Start of RECORD SET

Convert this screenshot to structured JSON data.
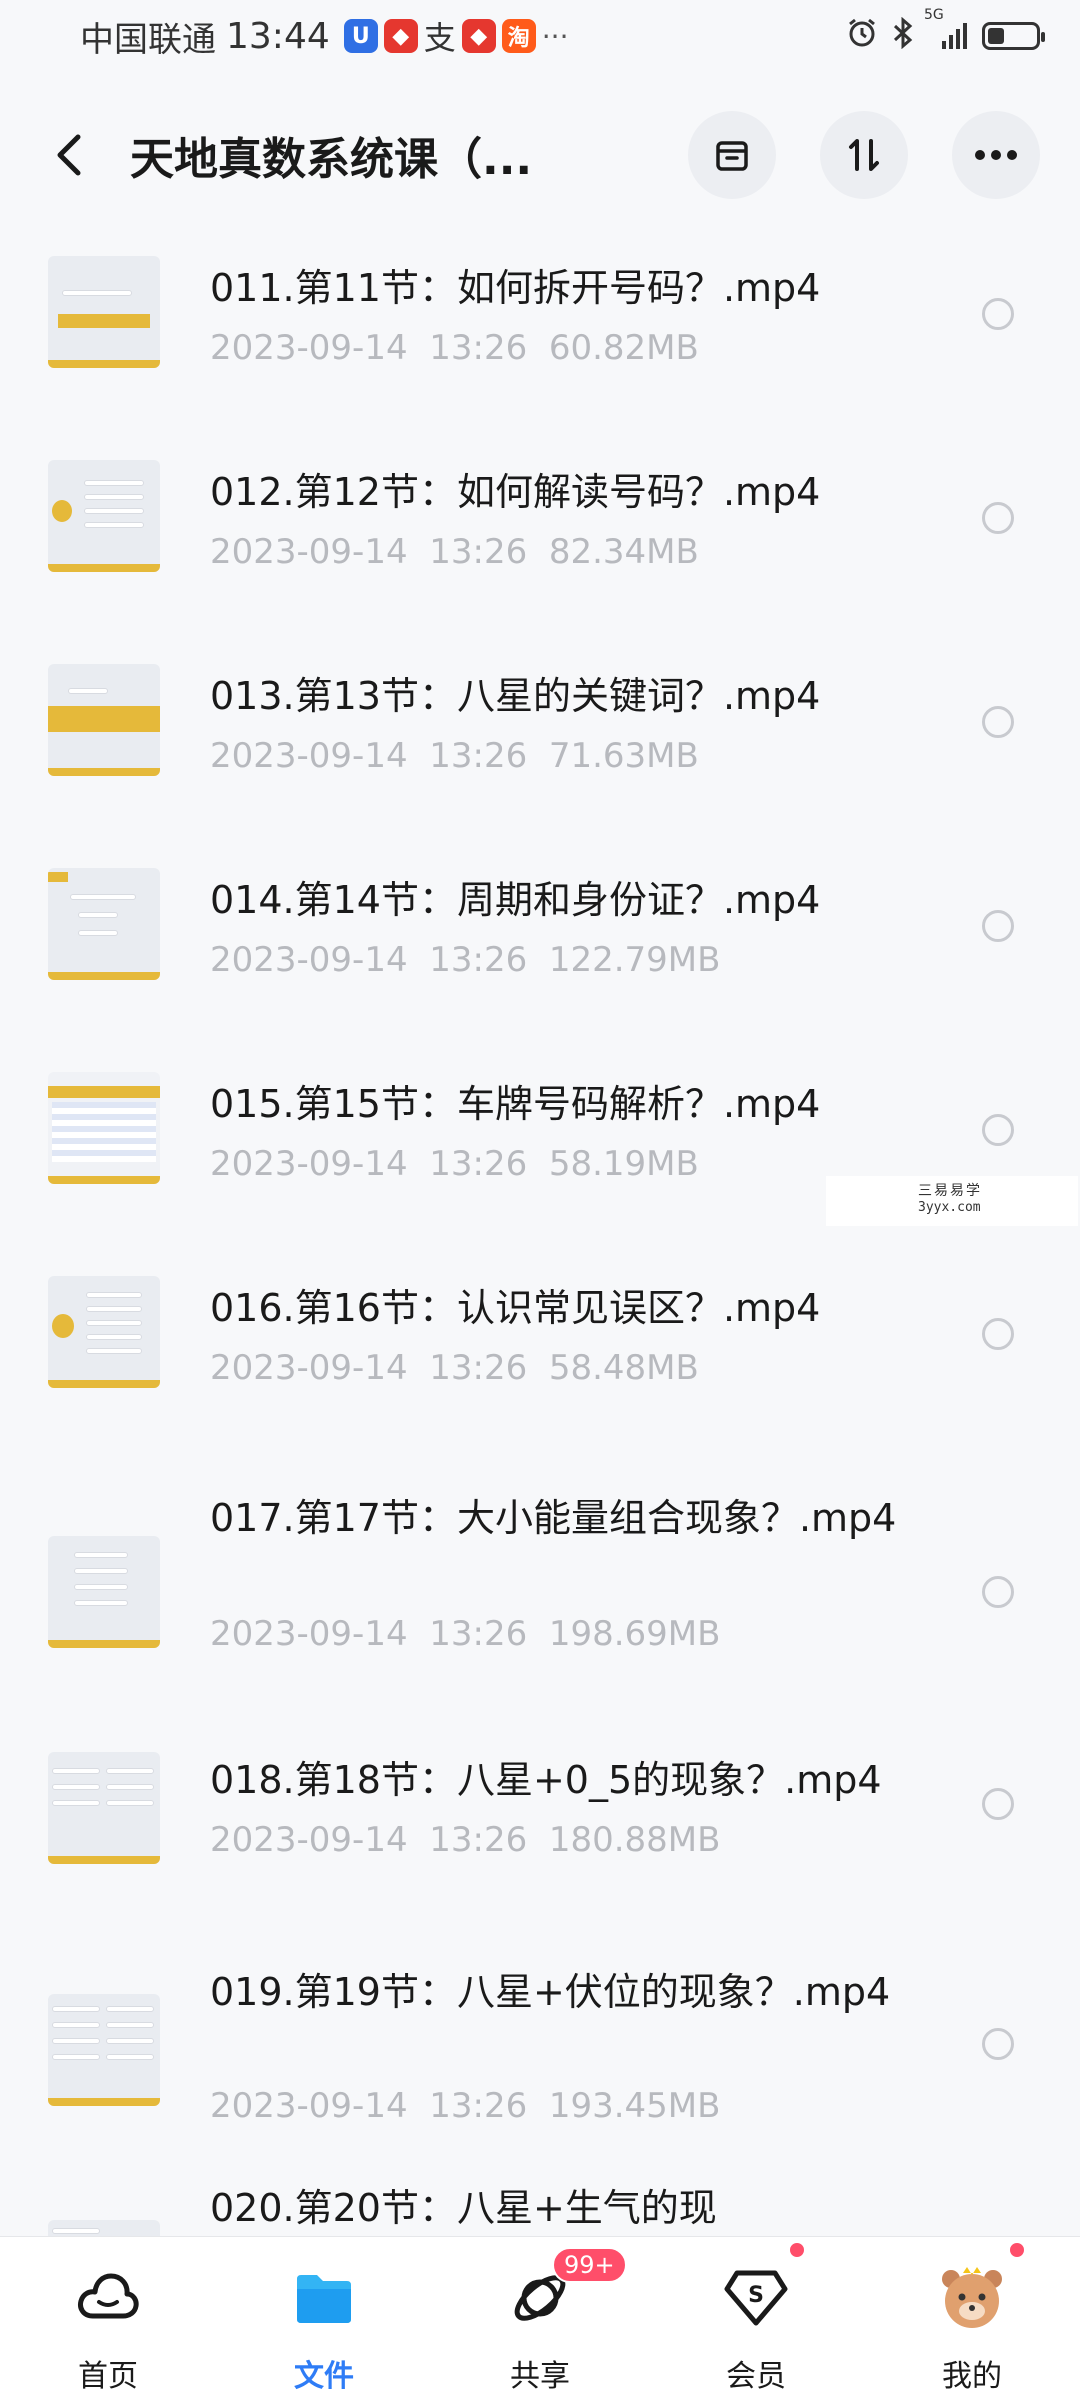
{
  "status_bar": {
    "carrier": "中国联通",
    "time": "13:44",
    "network": "5G",
    "battery_level": 0.35,
    "colors": {
      "app1": "#2f6fe4",
      "app2": "#e5372f",
      "app3": "#ff5b1a"
    }
  },
  "header": {
    "title": "天地真数系统课（...",
    "back_icon": "chevron-left-icon",
    "actions": [
      "archive-icon",
      "sort-icon",
      "more-icon"
    ]
  },
  "files": [
    {
      "name": "011.第11节：如何拆开号码？.mp4",
      "date": "2023-09-14",
      "time": "13:26",
      "size": "60.82MB"
    },
    {
      "name": "012.第12节：如何解读号码？.mp4",
      "date": "2023-09-14",
      "time": "13:26",
      "size": "82.34MB"
    },
    {
      "name": "013.第13节：八星的关键词？.mp4",
      "date": "2023-09-14",
      "time": "13:26",
      "size": "71.63MB"
    },
    {
      "name": "014.第14节：周期和身份证？.mp4",
      "date": "2023-09-14",
      "time": "13:26",
      "size": "122.79MB"
    },
    {
      "name": "015.第15节：车牌号码解析？.mp4",
      "date": "2023-09-14",
      "time": "13:26",
      "size": "58.19MB"
    },
    {
      "name": "016.第16节：认识常见误区？.mp4",
      "date": "2023-09-14",
      "time": "13:26",
      "size": "58.48MB"
    },
    {
      "name": "017.第17节：大小能量组合现象？.mp4",
      "date": "2023-09-14",
      "time": "13:26",
      "size": "198.69MB"
    },
    {
      "name": "018.第18节：八星+0_5的现象？.mp4",
      "date": "2023-09-14",
      "time": "13:26",
      "size": "180.88MB"
    },
    {
      "name": "019.第19节：八星+伏位的现象？.mp4",
      "date": "2023-09-14",
      "time": "13:26",
      "size": "193.45MB"
    },
    {
      "name": "020.第20节：八星+生气的现",
      "date": "",
      "time": "",
      "size": ""
    }
  ],
  "watermark": {
    "text_cn": "三易易学",
    "url": "3yyx.com"
  },
  "bottom_nav": {
    "items": [
      {
        "label": "首页",
        "icon": "cloud-icon"
      },
      {
        "label": "文件",
        "icon": "folder-icon"
      },
      {
        "label": "共享",
        "icon": "planet-icon"
      },
      {
        "label": "会员",
        "icon": "vip-diamond-icon"
      },
      {
        "label": "我的",
        "icon": "avatar-icon"
      }
    ],
    "share_badge": "99+",
    "active_color": "#2e7cf6",
    "badge_color": "#ff4e6a"
  }
}
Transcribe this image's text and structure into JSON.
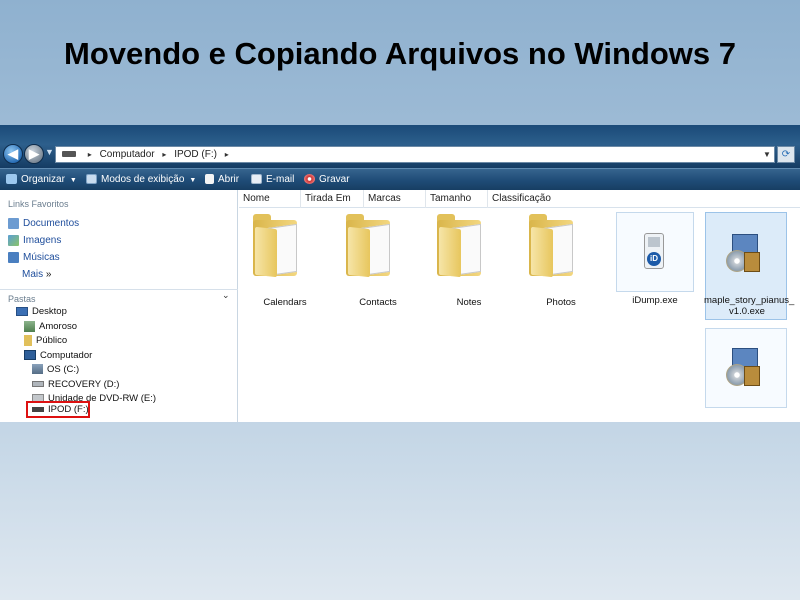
{
  "slide": {
    "title": "Movendo e Copiando Arquivos no Windows 7"
  },
  "address_bar": {
    "path": [
      "Computador",
      "IPOD (F:)"
    ],
    "sep": "▸"
  },
  "command_bar": {
    "items": [
      {
        "label": "Organizar",
        "dropdown": true
      },
      {
        "label": "Modos de exibição",
        "dropdown": true
      },
      {
        "label": "Abrir"
      },
      {
        "label": "E-mail"
      },
      {
        "label": "Gravar"
      }
    ]
  },
  "nav_pane": {
    "favorites_title": "Links Favoritos",
    "favorites": [
      "Documentos",
      "Imagens",
      "Músicas"
    ],
    "more_label": "Mais",
    "more_glyph": "»",
    "folders_title": "Pastas",
    "tree": [
      {
        "label": "Desktop"
      },
      {
        "label": "Amoroso"
      },
      {
        "label": "Público"
      },
      {
        "label": "Computador"
      },
      {
        "label": "OS (C:)"
      },
      {
        "label": "RECOVERY (D:)"
      },
      {
        "label": "Unidade de DVD-RW (E:)"
      },
      {
        "label": "IPOD (F:)",
        "highlighted": true
      }
    ]
  },
  "columns": [
    "Nome",
    "Tirada Em",
    "Marcas",
    "Tamanho",
    "Classificação"
  ],
  "files": [
    {
      "name": "Calendars",
      "kind": "folder"
    },
    {
      "name": "Contacts",
      "kind": "folder"
    },
    {
      "name": "Notes",
      "kind": "folder"
    },
    {
      "name": "Photos",
      "kind": "folder"
    },
    {
      "name": "iDump.exe",
      "kind": "exe"
    },
    {
      "name_line1": "maple_story_pianus_",
      "name_line2": "v1.0.exe",
      "kind": "installer",
      "selected": true
    },
    {
      "name": "",
      "kind": "installer"
    }
  ],
  "colors": {
    "slide_bg_top": "#8fb1cf",
    "address_bar": "#1f4c77",
    "link_text": "#1f4e9c",
    "highlight_box": "#dd1111",
    "selection": "#dcebf9"
  }
}
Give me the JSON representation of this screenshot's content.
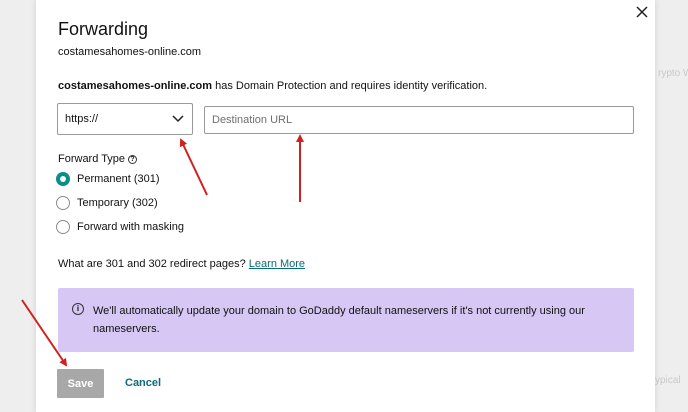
{
  "background": {
    "right_text_top": "rypto W",
    "right_text_bottom": "ypical"
  },
  "dialog": {
    "title": "Forwarding",
    "domain": "costamesahomes-online.com",
    "notice_domain": "costamesahomes-online.com",
    "notice_text": " has Domain Protection and requires identity verification.",
    "close_icon": "close-icon"
  },
  "form": {
    "protocol_value": "https://",
    "destination_placeholder": "Destination URL",
    "forward_type_label": "Forward Type",
    "forward_type_info_glyph": "?",
    "options": [
      {
        "label": "Permanent (301)",
        "checked": true
      },
      {
        "label": "Temporary (302)",
        "checked": false
      },
      {
        "label": "Forward with masking",
        "checked": false
      }
    ],
    "faq_text": "What are 301 and 302 redirect pages? ",
    "faq_link": "Learn More"
  },
  "banner": {
    "icon": "info-icon",
    "text": "We'll automatically update your domain to GoDaddy default nameservers if it's not currently using our nameservers."
  },
  "actions": {
    "save_label": "Save",
    "cancel_label": "Cancel"
  },
  "colors": {
    "accent_teal": "#0a8f86",
    "link": "#0a6a7a",
    "banner_bg": "#d6c7f5",
    "annotation_arrow": "#d0201f",
    "save_disabled": "#a8a8a8"
  }
}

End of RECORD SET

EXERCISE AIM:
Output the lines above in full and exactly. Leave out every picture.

RESULT OF THIS EXERCISE:
Convert this screenshot to structured JSON data.
{
  "status_bar": {
    "carrier": "中国联通",
    "time": "13:44",
    "network": "5G",
    "battery_level": 0.35,
    "colors": {
      "app1": "#2f6fe4",
      "app2": "#e5372f",
      "app3": "#ff5b1a"
    }
  },
  "header": {
    "title": "天地真数系统课（...",
    "back_icon": "chevron-left-icon",
    "actions": [
      "archive-icon",
      "sort-icon",
      "more-icon"
    ]
  },
  "files": [
    {
      "name": "011.第11节：如何拆开号码？.mp4",
      "date": "2023-09-14",
      "time": "13:26",
      "size": "60.82MB"
    },
    {
      "name": "012.第12节：如何解读号码？.mp4",
      "date": "2023-09-14",
      "time": "13:26",
      "size": "82.34MB"
    },
    {
      "name": "013.第13节：八星的关键词？.mp4",
      "date": "2023-09-14",
      "time": "13:26",
      "size": "71.63MB"
    },
    {
      "name": "014.第14节：周期和身份证？.mp4",
      "date": "2023-09-14",
      "time": "13:26",
      "size": "122.79MB"
    },
    {
      "name": "015.第15节：车牌号码解析？.mp4",
      "date": "2023-09-14",
      "time": "13:26",
      "size": "58.19MB"
    },
    {
      "name": "016.第16节：认识常见误区？.mp4",
      "date": "2023-09-14",
      "time": "13:26",
      "size": "58.48MB"
    },
    {
      "name": "017.第17节：大小能量组合现象？.mp4",
      "date": "2023-09-14",
      "time": "13:26",
      "size": "198.69MB"
    },
    {
      "name": "018.第18节：八星+0_5的现象？.mp4",
      "date": "2023-09-14",
      "time": "13:26",
      "size": "180.88MB"
    },
    {
      "name": "019.第19节：八星+伏位的现象？.mp4",
      "date": "2023-09-14",
      "time": "13:26",
      "size": "193.45MB"
    },
    {
      "name": "020.第20节：八星+生气的现",
      "date": "",
      "time": "",
      "size": ""
    }
  ],
  "watermark": {
    "text_cn": "三易易学",
    "url": "3yyx.com"
  },
  "bottom_nav": {
    "items": [
      {
        "label": "首页",
        "icon": "cloud-icon"
      },
      {
        "label": "文件",
        "icon": "folder-icon"
      },
      {
        "label": "共享",
        "icon": "planet-icon"
      },
      {
        "label": "会员",
        "icon": "vip-diamond-icon"
      },
      {
        "label": "我的",
        "icon": "avatar-icon"
      }
    ],
    "share_badge": "99+",
    "active_color": "#2e7cf6",
    "badge_color": "#ff4e6a"
  }
}
Transcribe this image's text and structure into JSON.
{
  "slide": {
    "title": "Movendo e Copiando Arquivos no Windows 7"
  },
  "address_bar": {
    "path": [
      "Computador",
      "IPOD (F:)"
    ],
    "sep": "▸"
  },
  "command_bar": {
    "items": [
      {
        "label": "Organizar",
        "dropdown": true
      },
      {
        "label": "Modos de exibição",
        "dropdown": true
      },
      {
        "label": "Abrir"
      },
      {
        "label": "E-mail"
      },
      {
        "label": "Gravar"
      }
    ]
  },
  "nav_pane": {
    "favorites_title": "Links Favoritos",
    "favorites": [
      "Documentos",
      "Imagens",
      "Músicas"
    ],
    "more_label": "Mais",
    "more_glyph": "»",
    "folders_title": "Pastas",
    "tree": [
      {
        "label": "Desktop"
      },
      {
        "label": "Amoroso"
      },
      {
        "label": "Público"
      },
      {
        "label": "Computador"
      },
      {
        "label": "OS (C:)"
      },
      {
        "label": "RECOVERY (D:)"
      },
      {
        "label": "Unidade de DVD-RW (E:)"
      },
      {
        "label": "IPOD (F:)",
        "highlighted": true
      }
    ]
  },
  "columns": [
    "Nome",
    "Tirada Em",
    "Marcas",
    "Tamanho",
    "Classificação"
  ],
  "files": [
    {
      "name": "Calendars",
      "kind": "folder"
    },
    {
      "name": "Contacts",
      "kind": "folder"
    },
    {
      "name": "Notes",
      "kind": "folder"
    },
    {
      "name": "Photos",
      "kind": "folder"
    },
    {
      "name": "iDump.exe",
      "kind": "exe"
    },
    {
      "name_line1": "maple_story_pianus_",
      "name_line2": "v1.0.exe",
      "kind": "installer",
      "selected": true
    },
    {
      "name": "",
      "kind": "installer"
    }
  ],
  "colors": {
    "slide_bg_top": "#8fb1cf",
    "address_bar": "#1f4c77",
    "link_text": "#1f4e9c",
    "highlight_box": "#dd1111",
    "selection": "#dcebf9"
  }
}
Give me the JSON representation of this screenshot's content.
{
  "background": {
    "right_text_top": "rypto W",
    "right_text_bottom": "ypical"
  },
  "dialog": {
    "title": "Forwarding",
    "domain": "costamesahomes-online.com",
    "notice_domain": "costamesahomes-online.com",
    "notice_text": " has Domain Protection and requires identity verification.",
    "close_icon": "close-icon"
  },
  "form": {
    "protocol_value": "https://",
    "destination_placeholder": "Destination URL",
    "forward_type_label": "Forward Type",
    "forward_type_info_glyph": "?",
    "options": [
      {
        "label": "Permanent (301)",
        "checked": true
      },
      {
        "label": "Temporary (302)",
        "checked": false
      },
      {
        "label": "Forward with masking",
        "checked": false
      }
    ],
    "faq_text": "What are 301 and 302 redirect pages? ",
    "faq_link": "Learn More"
  },
  "banner": {
    "icon": "info-icon",
    "text": "We'll automatically update your domain to GoDaddy default nameservers if it's not currently using our nameservers."
  },
  "actions": {
    "save_label": "Save",
    "cancel_label": "Cancel"
  },
  "colors": {
    "accent_teal": "#0a8f86",
    "link": "#0a6a7a",
    "banner_bg": "#d6c7f5",
    "annotation_arrow": "#d0201f",
    "save_disabled": "#a8a8a8"
  }
}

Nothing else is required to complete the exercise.